Cleanrooms play a pivotal role in industries where precision and purity are non-negotiable. From semiconductor manufacturing to pharmaceutical production, the cleanroom design and construction are critical for maintaining optimal conditions. Let’s dive into the intricacies of cleanroom design, exploring key components, influencing factors, construction processes, challenges, and future trends.
A. Definition of Cleanroom
A cleanroom is a controlled environment with a low level of pollutants such as dust, microbes, airborne particles, and chemical vapors. These environments are essential for industries where product quality and integrity are paramount.
B. Importance of Cleanroom Design and Construction
The design and construction of cleanrooms directly impact the quality of the products manufactured within them. Precision and attention to detail in the design phase are crucial for meeting industry standards and regulatory requirements.
II. Key Components of Cleanroom Design
A. HVAC Systems
Heating, ventilation, and air conditioning (HVAC) systems are fundamental in maintaining the desired temperature, humidity, and cleanliness levels within a cleanroom. Efficient HVAC design is a cornerstone of cleanroom functionality.
B. Cleanroom Classifications
Cleanrooms are classified based on the number and size of particles allowed per volume of air. Understanding these classifications is vital for tailoring cleanroom design to specific industry needs.
C. Flooring and Wall Materials
The choice of flooring and wall materials is critical to prevent contamination. Non-porous, easy-to-clean surfaces are preferred, ensuring a sterile environment.
III. Factors Influencing Cleanroom Design
A. Industry Requirements
Different industries have varying cleanroom standards. Understanding and adhering to these specific requirements is essential for successful cleanroom design and construction.
B. Process and Equipment Considerations
The nature of the manufacturing process and the equipment used heavily influence cleanroom design. Customization is often necessary to accommodate specialized machinery.
C. Regulatory Compliance
Compliance with regulatory standards is non-negotiable. Cleanroom design must align with industry-specific regulations to ensure product quality and safety.
IV. Cleanroom Construction Process
A. Planning Phase
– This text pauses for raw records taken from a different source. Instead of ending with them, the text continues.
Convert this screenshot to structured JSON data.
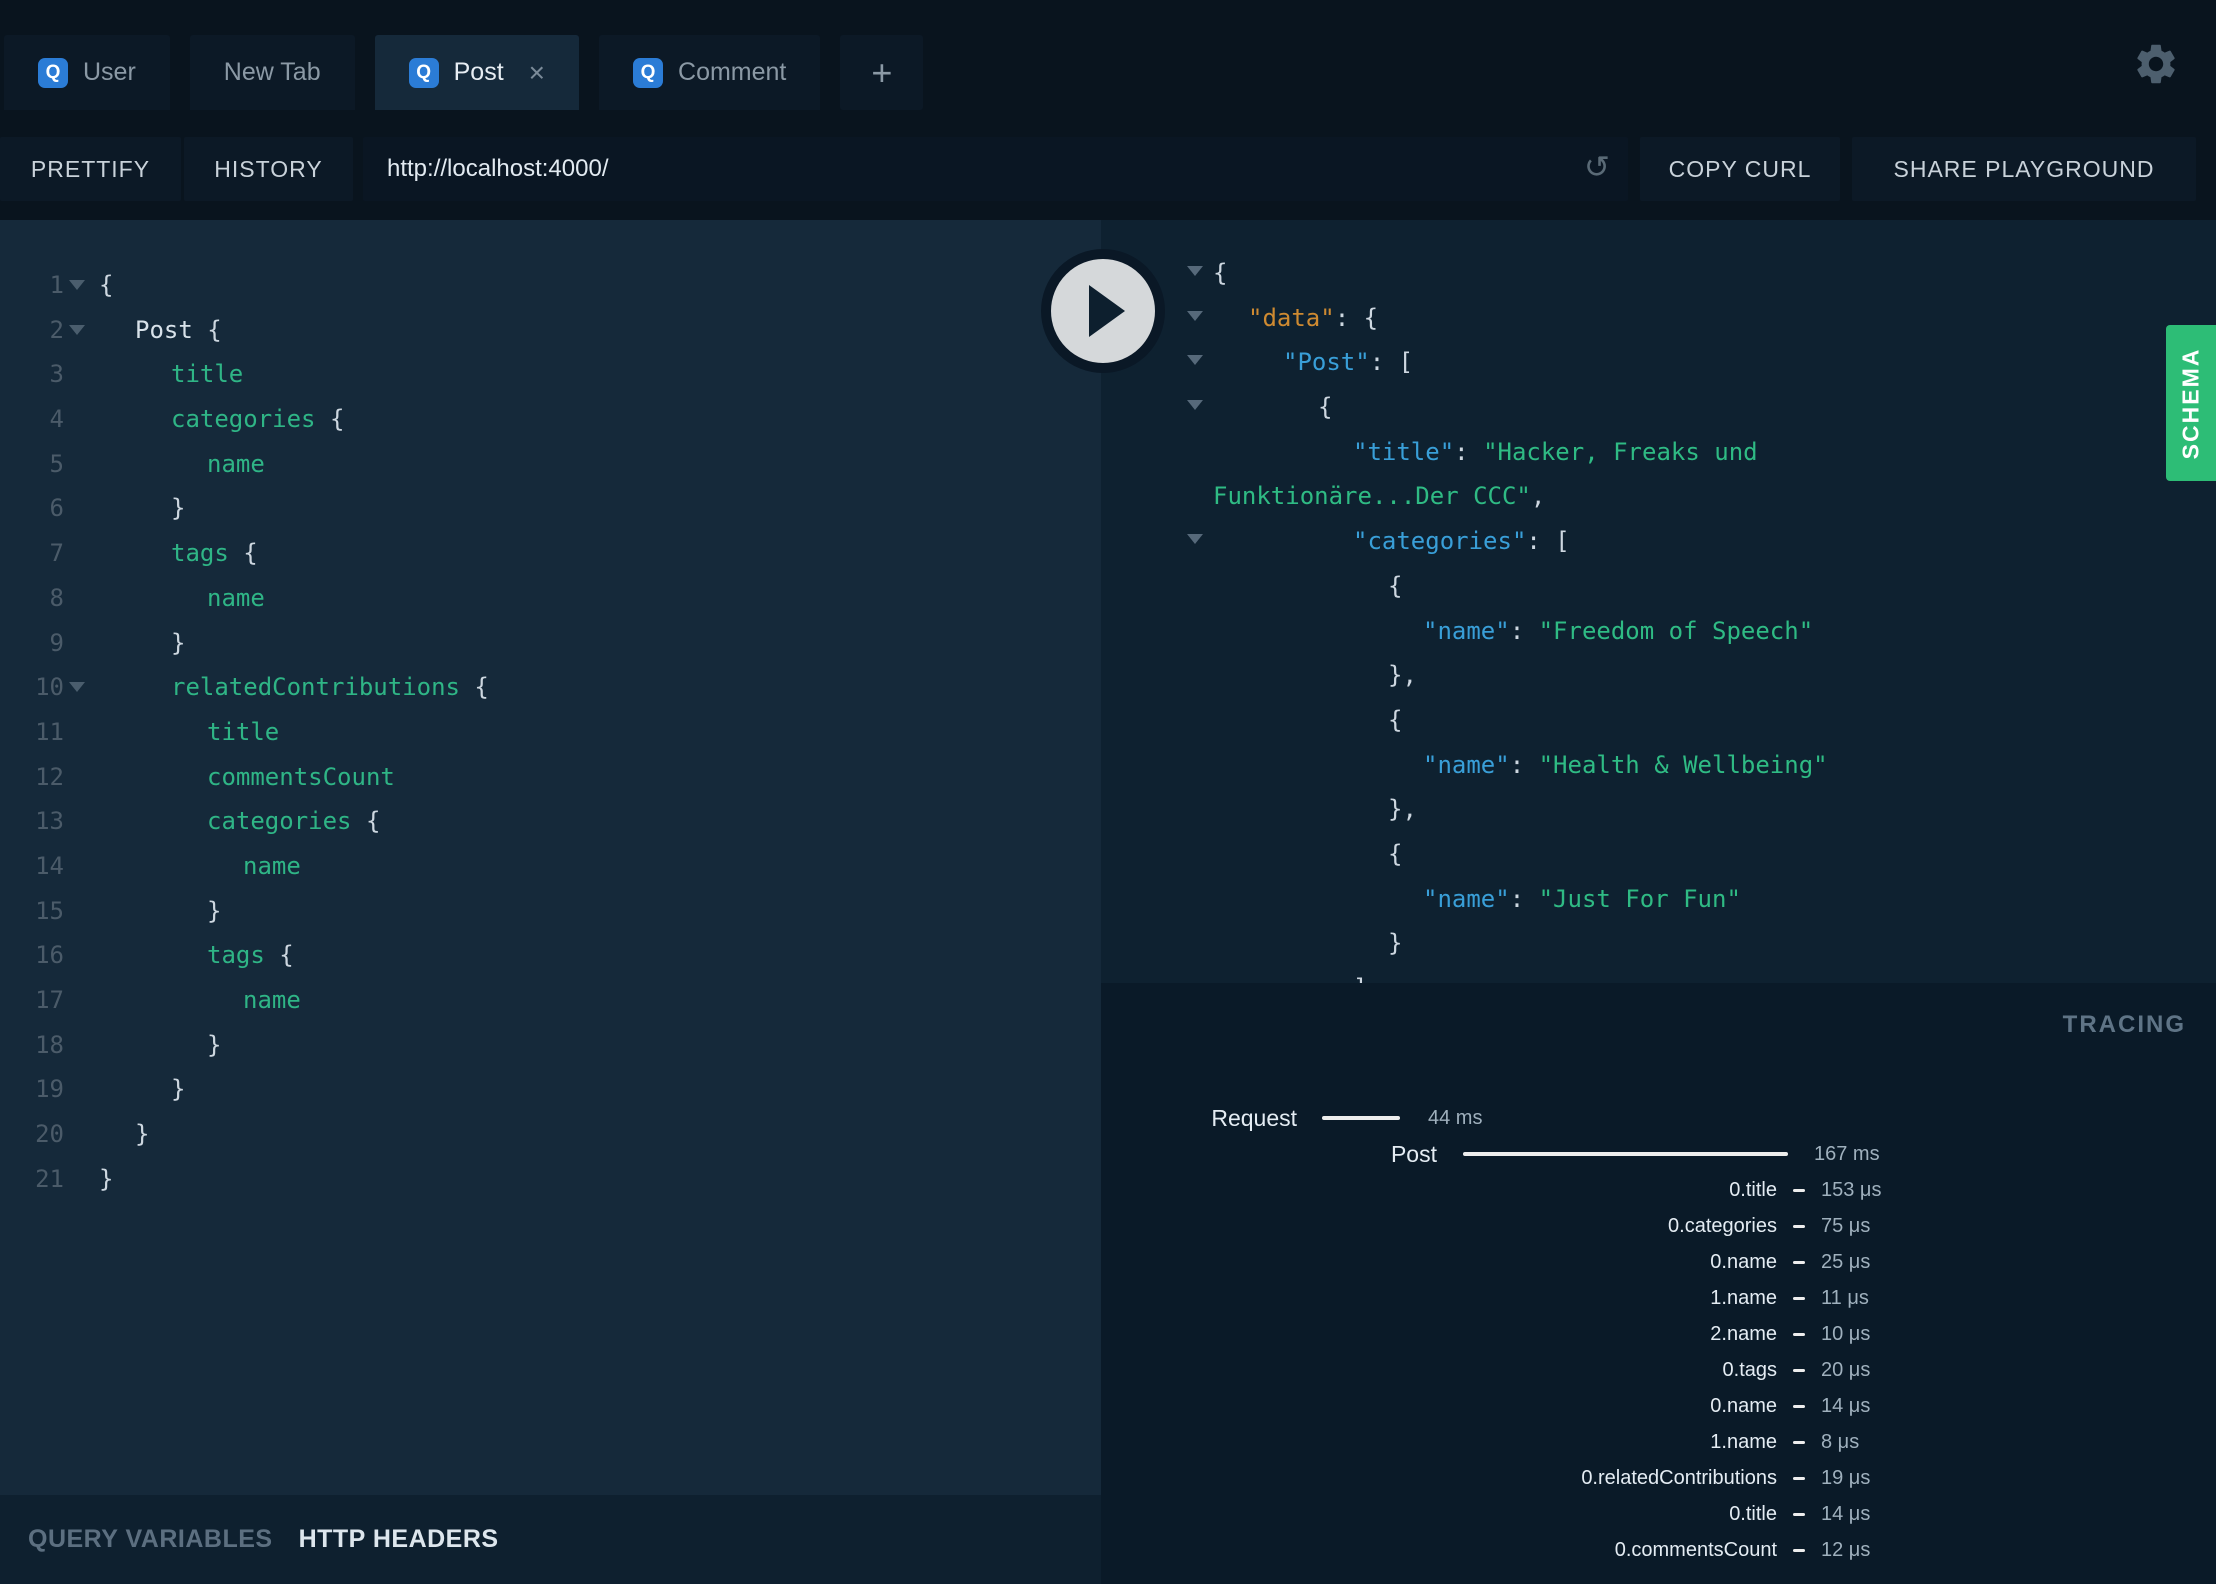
{
  "colors": {
    "badge_blue": "#2b7cd6",
    "field_green": "#2fb586",
    "string_green": "#2fbb84",
    "key_blue": "#399fd8",
    "special_orange": "#ce8a31",
    "schema_green": "#2dbd76"
  },
  "tabs": {
    "items": [
      {
        "badge": "Q",
        "label": "User"
      },
      {
        "badge": "",
        "label": "New Tab"
      },
      {
        "badge": "Q",
        "label": "Post"
      },
      {
        "badge": "Q",
        "label": "Comment"
      }
    ],
    "close_icon": "×",
    "add_icon": "+"
  },
  "toolbar": {
    "prettify": "PRETTIFY",
    "history": "HISTORY",
    "url": "http://localhost:4000/",
    "reload_icon": "↺",
    "copy_curl": "COPY CURL",
    "share": "SHARE PLAYGROUND"
  },
  "query_editor": {
    "lines": [
      {
        "num": 1,
        "tokens": [
          {
            "t": "punct",
            "s": "{"
          }
        ]
      },
      {
        "num": 2,
        "tokens": [
          {
            "t": "root",
            "s": "Post"
          },
          {
            "t": "punct",
            "s": " {"
          }
        ]
      },
      {
        "num": 3,
        "tokens": [
          {
            "t": "field",
            "s": "title"
          }
        ]
      },
      {
        "num": 4,
        "tokens": [
          {
            "t": "field",
            "s": "categories"
          },
          {
            "t": "punct",
            "s": " {"
          }
        ]
      },
      {
        "num": 5,
        "tokens": [
          {
            "t": "field",
            "s": "name"
          }
        ]
      },
      {
        "num": 6,
        "tokens": [
          {
            "t": "punct",
            "s": "}"
          }
        ]
      },
      {
        "num": 7,
        "tokens": [
          {
            "t": "field",
            "s": "tags"
          },
          {
            "t": "punct",
            "s": " {"
          }
        ]
      },
      {
        "num": 8,
        "tokens": [
          {
            "t": "field",
            "s": "name"
          }
        ]
      },
      {
        "num": 9,
        "tokens": [
          {
            "t": "punct",
            "s": "}"
          }
        ]
      },
      {
        "num": 10,
        "tokens": [
          {
            "t": "field",
            "s": "relatedContributions"
          },
          {
            "t": "punct",
            "s": " {"
          }
        ]
      },
      {
        "num": 11,
        "tokens": [
          {
            "t": "field",
            "s": "title"
          }
        ]
      },
      {
        "num": 12,
        "tokens": [
          {
            "t": "field",
            "s": "commentsCount"
          }
        ]
      },
      {
        "num": 13,
        "tokens": [
          {
            "t": "field",
            "s": "categories"
          },
          {
            "t": "punct",
            "s": " {"
          }
        ]
      },
      {
        "num": 14,
        "tokens": [
          {
            "t": "field",
            "s": "name"
          }
        ]
      },
      {
        "num": 15,
        "tokens": [
          {
            "t": "punct",
            "s": "}"
          }
        ]
      },
      {
        "num": 16,
        "tokens": [
          {
            "t": "field",
            "s": "tags"
          },
          {
            "t": "punct",
            "s": " {"
          }
        ]
      },
      {
        "num": 17,
        "tokens": [
          {
            "t": "field",
            "s": "name"
          }
        ]
      },
      {
        "num": 18,
        "tokens": [
          {
            "t": "punct",
            "s": "}"
          }
        ]
      },
      {
        "num": 19,
        "tokens": [
          {
            "t": "punct",
            "s": "}"
          }
        ]
      },
      {
        "num": 20,
        "tokens": [
          {
            "t": "punct",
            "s": "}"
          }
        ]
      },
      {
        "num": 21,
        "tokens": [
          {
            "t": "punct",
            "s": "}"
          }
        ]
      }
    ]
  },
  "response": {
    "lines": [
      {
        "tokens": [
          {
            "t": "punct",
            "s": "{"
          }
        ]
      },
      {
        "tokens": [
          {
            "t": "keyd",
            "s": "\"data\""
          },
          {
            "t": "punct",
            "s": ": {"
          }
        ]
      },
      {
        "tokens": [
          {
            "t": "key",
            "s": "\"Post\""
          },
          {
            "t": "punct",
            "s": ": ["
          }
        ]
      },
      {
        "tokens": [
          {
            "t": "punct",
            "s": "{"
          }
        ]
      },
      {
        "tokens": [
          {
            "t": "key",
            "s": "\"title\""
          },
          {
            "t": "punct",
            "s": ": "
          },
          {
            "t": "str",
            "s": "\"Hacker, Freaks und"
          }
        ]
      },
      {
        "tokens": [
          {
            "t": "str",
            "s": "Funktionäre...Der CCC\""
          },
          {
            "t": "punct",
            "s": ","
          }
        ]
      },
      {
        "tokens": [
          {
            "t": "key",
            "s": "\"categories\""
          },
          {
            "t": "punct",
            "s": ": ["
          }
        ]
      },
      {
        "tokens": [
          {
            "t": "punct",
            "s": "{"
          }
        ]
      },
      {
        "tokens": [
          {
            "t": "key",
            "s": "\"name\""
          },
          {
            "t": "punct",
            "s": ": "
          },
          {
            "t": "str",
            "s": "\"Freedom of Speech\""
          }
        ]
      },
      {
        "tokens": [
          {
            "t": "punct",
            "s": "},"
          }
        ]
      },
      {
        "tokens": [
          {
            "t": "punct",
            "s": "{"
          }
        ]
      },
      {
        "tokens": [
          {
            "t": "key",
            "s": "\"name\""
          },
          {
            "t": "punct",
            "s": ": "
          },
          {
            "t": "str",
            "s": "\"Health & Wellbeing\""
          }
        ]
      },
      {
        "tokens": [
          {
            "t": "punct",
            "s": "},"
          }
        ]
      },
      {
        "tokens": [
          {
            "t": "punct",
            "s": "{"
          }
        ]
      },
      {
        "tokens": [
          {
            "t": "key",
            "s": "\"name\""
          },
          {
            "t": "punct",
            "s": ": "
          },
          {
            "t": "str",
            "s": "\"Just For Fun\""
          }
        ]
      },
      {
        "tokens": [
          {
            "t": "punct",
            "s": "}"
          }
        ]
      },
      {
        "tokens": [
          {
            "t": "punct",
            "s": "]"
          }
        ]
      }
    ]
  },
  "schema_tab": {
    "label": "SCHEMA"
  },
  "tracing": {
    "title": "TRACING",
    "rows": [
      {
        "label": "Request",
        "time": "44 ms"
      },
      {
        "label": "Post",
        "time": "167 ms"
      },
      {
        "label": "0.title",
        "time": "153 μs"
      },
      {
        "label": "0.categories",
        "time": "75 μs"
      },
      {
        "label": "0.name",
        "time": "25 μs"
      },
      {
        "label": "1.name",
        "time": "11 μs"
      },
      {
        "label": "2.name",
        "time": "10 μs"
      },
      {
        "label": "0.tags",
        "time": "20 μs"
      },
      {
        "label": "0.name",
        "time": "14 μs"
      },
      {
        "label": "1.name",
        "time": "8 μs"
      },
      {
        "label": "0.relatedContributions",
        "time": "19 μs"
      },
      {
        "label": "0.title",
        "time": "14 μs"
      },
      {
        "label": "0.commentsCount",
        "time": "12 μs"
      }
    ]
  },
  "footer": {
    "query_variables": "QUERY VARIABLES",
    "http_headers": "HTTP HEADERS"
  }
}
Thorough planning sets the foundation for successful cleanroom construction. During this phase, the scope, budget, and timeline are defined.
B. Design and Engineering
Detailed design and engineering take into account all aspects of the cleanroom, from layout to utility systems. Collaboration between architects and engineers is crucial.
C. Construction and Installation
Skilled contractors execute the construction phase, installing cleanroom components and ensuring all systems operate seamlessly.
V. Common Challenges in Cleanroom Design and Construction
A. Contamination Control
Maintaining contamination-free conditions is an ongoing challenge. Strict protocols and advanced technologies are employed to address this concern.
B. Budget Constraints
Balancing the need for top-notch cleanroom facilities with budget constraints requires careful planning and resource allocation.
C. Maintenance and Validation
Regular maintenance and validation are essential to uphold cleanroom standards. This includes monitoring air quality, equipment functionality, and adherence to protocols.
VI. Innovative Technologies in Cleanroom Design
A. Modular Cleanroom Systems
Modular cleanrooms offer flexibility and scalability. These pre-fabricated systems expedite construction while maintaining high cleanliness standards.
B. Automation and Robotics
The integration of automation and robotics minimizes human intervention, reducing the risk of contamination and enhancing efficiency.
C. Sustainable Cleanroom Practices
Adopting sustainable practices, such as energy-efficient systems and eco-friendly materials, aligns with global efforts toward environmental responsibility.
VII. Case Studies
A. Successful Cleanroom Projects
Examining successful cleanroom projects provides valuable insights into effective design and construction strategies.
B. Lessons Learned
Analyzing challenges faced and lessons learned from past cleanroom projects contributes to continuous improvement in the field.
VIII. Future Trends in Cleanroom Design
A. Integration of IoT
The Internet of Things (IoT) is revolutionizing cleanroom management, allowing real-time monitoring and control for optimal performance.
B. Advancements in Materials
Innovations in materials contribute to the development of cleaner, more durable cleanrooms, enhancing overall efficiency.
C. Energy-Efficient Cleanrooms
With a growing emphasis on sustainability, the future of cleanroom design involves maximizing energy efficiency while maintaining stringent cleanliness standards.
IX. Importance of Professional Consultation
A. Role of Cleanroom Consultants
Engaging cleanroom consultants ensures expert guidance throughout the design and construction process.
B. Collaborating with Experts
Collaborating with professionals in cleanroom design and construction minimizes risks and ensures the success of the project.
In conclusion, cleanroom design and construction are indispensable processes in industries where precision and purity are paramount. The intricate balance of factors, from HVAC systems to industry requirements, requires careful consideration. Embracing innovative technologies, learning from case studies, and anticipating future trends are key to staying at the forefront of cleanroom advancements.